- [Material to process]:
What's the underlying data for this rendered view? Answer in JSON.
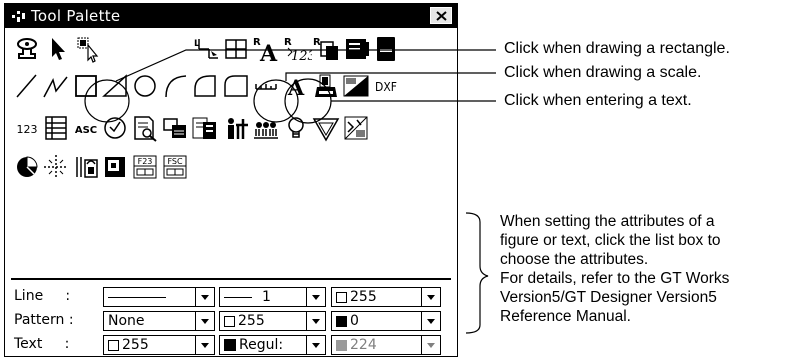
{
  "window": {
    "title": "Tool Palette",
    "close_glyph": "×"
  },
  "tools": {
    "row1": [
      "stamp-icon",
      "arrow-pointer-icon",
      "region-select-icon",
      "axis-origin-icon",
      "grid-icon",
      "text-edit-icon",
      "scale-text-icon",
      "copy-text-icon",
      "panel-icon",
      "folder-icon"
    ],
    "row2": [
      "line-icon",
      "polyline-icon",
      "rectangle-icon",
      "triangle-icon",
      "circle-icon",
      "arc-icon",
      "sector-icon",
      "scale-icon",
      "text-icon",
      "paint-icon",
      "bitmap-icon",
      "dxf-icon"
    ],
    "row3": [
      "numeric-display-icon",
      "data-list-icon",
      "ascii-icon",
      "clock-icon",
      "comment-icon",
      "alarm-icon",
      "part-icon",
      "recipe-icon",
      "history-icon",
      "lamp-icon",
      "panelkit-icon",
      "chart-icon"
    ],
    "row4": [
      "pie-icon",
      "crosshair-icon",
      "touch-switch-icon",
      "level-icon",
      "numeric-input-icon",
      "ascii-input-icon"
    ],
    "labels": {
      "text_tool": "A",
      "dxf": "DXF",
      "num": "123",
      "asc": "ASC",
      "f23": "F23",
      "fsc": "FSC"
    }
  },
  "attributes": {
    "line": {
      "label": "Line     :",
      "style_value": "",
      "width_value": "1",
      "color_value": "255"
    },
    "pattern": {
      "label": "Pattern :",
      "pattern_value": "None",
      "fg_color_value": "255",
      "bg_color_value": "0"
    },
    "text": {
      "label": "Text     :",
      "color_value": "255",
      "style_value": "Regul:",
      "shadow_value": "224"
    }
  },
  "annotations": {
    "rectangle": "Click when drawing a rectangle.",
    "scale": "Click when drawing a scale.",
    "text": "Click when entering a text.",
    "attributes_note": [
      "When setting the attributes of a",
      "figure or text, click the list box to",
      "choose the attributes.",
      "For details, refer to the GT Works",
      "Version5/GT Designer Version5",
      "Reference Manual."
    ]
  },
  "colors": {
    "titlebar": "#000000",
    "background": "#ffffff",
    "disabled_text": "#808080"
  }
}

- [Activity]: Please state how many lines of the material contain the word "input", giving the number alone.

- [Task output]: 2